According to a report in the February issue of Archives of General Psychiatry, prescriptions for these drugs (which include Seroquel, Abilify, Risperdal and others) significantly declined after the FDA warned that their off-label use in the treatment of dementia in older adults was linked to more deaths.
The report states, “In 2001, more than 70 percent of U.S. atypical antipsychotic prescriptions were written for off-label indications such as dementia. Atypical antipsychotics accounted for 82 percent of antipsychotic prescriptions written for older patients in Canada in 2002.”
An “off-label” indication is one that has not been specifically tested or approved by the FDA for a given medication. Any doctor is free to prescribe any medication they deem appropriate for any indication, once a medication has been approved for any use by the FDA.
Atypical antipsychotics were first approved for use in the U.S. for the treatment of schizophrenia. They have never been approved for use in the treatment of dementia.

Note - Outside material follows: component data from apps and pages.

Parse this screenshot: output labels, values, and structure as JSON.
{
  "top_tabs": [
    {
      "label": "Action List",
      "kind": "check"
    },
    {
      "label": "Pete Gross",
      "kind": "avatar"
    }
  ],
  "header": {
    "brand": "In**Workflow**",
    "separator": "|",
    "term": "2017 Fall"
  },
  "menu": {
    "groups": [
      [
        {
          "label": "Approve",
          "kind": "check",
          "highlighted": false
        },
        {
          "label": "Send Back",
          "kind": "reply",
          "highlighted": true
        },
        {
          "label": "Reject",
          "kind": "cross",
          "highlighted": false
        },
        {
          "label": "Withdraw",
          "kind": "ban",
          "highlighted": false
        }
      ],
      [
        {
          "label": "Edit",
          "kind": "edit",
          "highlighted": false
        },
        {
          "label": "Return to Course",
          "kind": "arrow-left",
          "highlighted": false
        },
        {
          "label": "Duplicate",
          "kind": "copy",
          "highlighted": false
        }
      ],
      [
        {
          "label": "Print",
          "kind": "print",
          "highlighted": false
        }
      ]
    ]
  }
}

“In 2005, the Food and Drug Administration (FDA) issued a black box warning [the strongest warning possible] that stated, ‘Treatment of behavioral disorders in elderly patients with dementia with atypical antipsychotic medications is associated with increased mortality,” the report stated.

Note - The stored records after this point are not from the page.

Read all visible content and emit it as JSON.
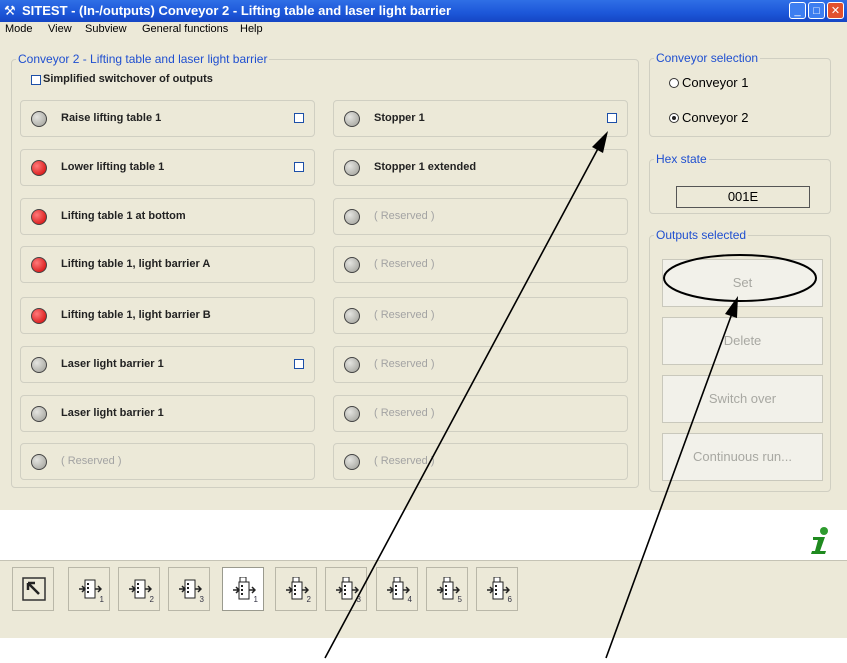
{
  "window": {
    "title": "SITEST - (In-/outputs) Conveyor 2 - Lifting table and laser light barrier",
    "minimize": "_",
    "maximize": "□",
    "close": "✕"
  },
  "menu": [
    "Mode",
    "View",
    "Subview",
    "General functions",
    "Help"
  ],
  "io_panel": {
    "legend": "Conveyor 2 - Lifting table and laser light barrier",
    "simplified_switchover": "Simplified switchover of outputs",
    "left": [
      {
        "label": "Raise lifting table 1",
        "led": "off",
        "checkbox": true
      },
      {
        "label": "Lower lifting table 1",
        "led": "on",
        "checkbox": true
      },
      {
        "label": "Lifting table 1 at bottom",
        "led": "on",
        "checkbox": false
      },
      {
        "label": "Lifting table 1, light barrier A",
        "led": "on",
        "checkbox": false
      },
      {
        "label": "Lifting table 1, light barrier B",
        "led": "on",
        "checkbox": false
      },
      {
        "label": "Laser light barrier 1",
        "led": "off",
        "checkbox": true
      },
      {
        "label": "Laser light barrier 1",
        "led": "off",
        "checkbox": false
      },
      {
        "label": "( Reserved )",
        "led": "off",
        "checkbox": false,
        "reserved": true
      }
    ],
    "right": [
      {
        "label": "Stopper 1",
        "led": "off",
        "checkbox": true
      },
      {
        "label": "Stopper 1 extended",
        "led": "off",
        "checkbox": false
      },
      {
        "label": "( Reserved )",
        "led": "off",
        "checkbox": false,
        "reserved": true
      },
      {
        "label": "( Reserved )",
        "led": "off",
        "checkbox": false,
        "reserved": true
      },
      {
        "label": "( Reserved )",
        "led": "off",
        "checkbox": false,
        "reserved": true
      },
      {
        "label": "( Reserved )",
        "led": "off",
        "checkbox": false,
        "reserved": true
      },
      {
        "label": "( Reserved )",
        "led": "off",
        "checkbox": false,
        "reserved": true
      },
      {
        "label": "( Reserved )",
        "led": "off",
        "checkbox": false,
        "reserved": true
      }
    ]
  },
  "conveyor_selection": {
    "legend": "Conveyor selection",
    "options": [
      "Conveyor 1",
      "Conveyor 2"
    ],
    "selected": "Conveyor 2"
  },
  "hex_state": {
    "legend": "Hex state",
    "value": "001E"
  },
  "outputs_selected": {
    "legend": "Outputs selected",
    "buttons": [
      "Set",
      "Delete",
      "Switch over",
      "Continuous run..."
    ]
  },
  "info_icon": "info-icon",
  "toolbar": {
    "buttons": [
      {
        "icon": "pointer-arrow-icon",
        "number": ""
      },
      {
        "icon": "station-icon",
        "number": "1"
      },
      {
        "icon": "station-icon",
        "number": "2"
      },
      {
        "icon": "station-icon",
        "number": "3"
      },
      {
        "icon": "conveyor-icon",
        "number": "1",
        "active": true
      },
      {
        "icon": "conveyor-icon",
        "number": "2"
      },
      {
        "icon": "conveyor-icon",
        "number": "3"
      },
      {
        "icon": "conveyor-icon",
        "number": "4"
      },
      {
        "icon": "conveyor-icon",
        "number": "5"
      },
      {
        "icon": "conveyor-icon",
        "number": "6"
      }
    ]
  },
  "colors": {
    "titlebar": "#1c56d8",
    "window_bg": "#ece9d8",
    "legend_text": "#1f4fd0",
    "led_on": "#d00000",
    "led_off": "#9d9d96",
    "annotation_ink": "#000000"
  }
}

To examine changes in the use of atypical and conventional antipsychotic medications for treatment in patients with dementia, Helen C. Kales, M.D., of the University of Michigan, Ann Arbor, and colleagues reviewed data from more than 250,000 patients with dementia.
Atypical antipsychotic medications are second generation medications, while conventional antipsychotics are considered first generation. Both kinds of medications have significant side effects for many people who take them.
Data were collected from the national Veterans Affairs (VA) registries maintained by the Serious Mental Illness Treatment, Research and Evaluation Center in Ann Arbor, Mich., for veterans age 65 or older who received a dementia diagnosis between April 1999 and September 2007.
The overall study period was divided into three sections: no warning (1999-2003), early warning (2003-2005) and black box warning (2005-2007).
At the beginning of the study, 17.7 percent of patients with dementia were using atypical or conventional antipsychotics. Overall antipsychotic use began to decline during the no warning period.
However, use of atypical antipsychotics increased during the no-warning period, began to decline during the early-warning stage and more sharply declined during the black box warning period.
By 2007, overall use of antipsychotics for treatment leveled off at 12 percent of all patients with dementia.
The percentage of VA patients with dementia using psychotropics (antipsychotics plus antidepressants, anxiolytics and anticonvulsants) remained consistent at 40 percent during the study and the number of patients not receiving these medications also remained constant around 60 percent.
The authors concluded that VA patients with dementia continued receiving medication after the black box warning and were not taken off medication completely.
“In this national VA sample, we found that use of both conventional and atypical antipsychotics for patients with dementia began to decline significantly well before implementation of the black box warning,” the authors wrote.
“In conclusion, use of atypical antipsychotics for patients with dementia began to decline significantly in 2003, and the FDA advisory was temporally associated with a significant acceleration in the decline.”
The study appears in the February issue of Archives of General Psychiatry, one of the JAMA/Archives journals.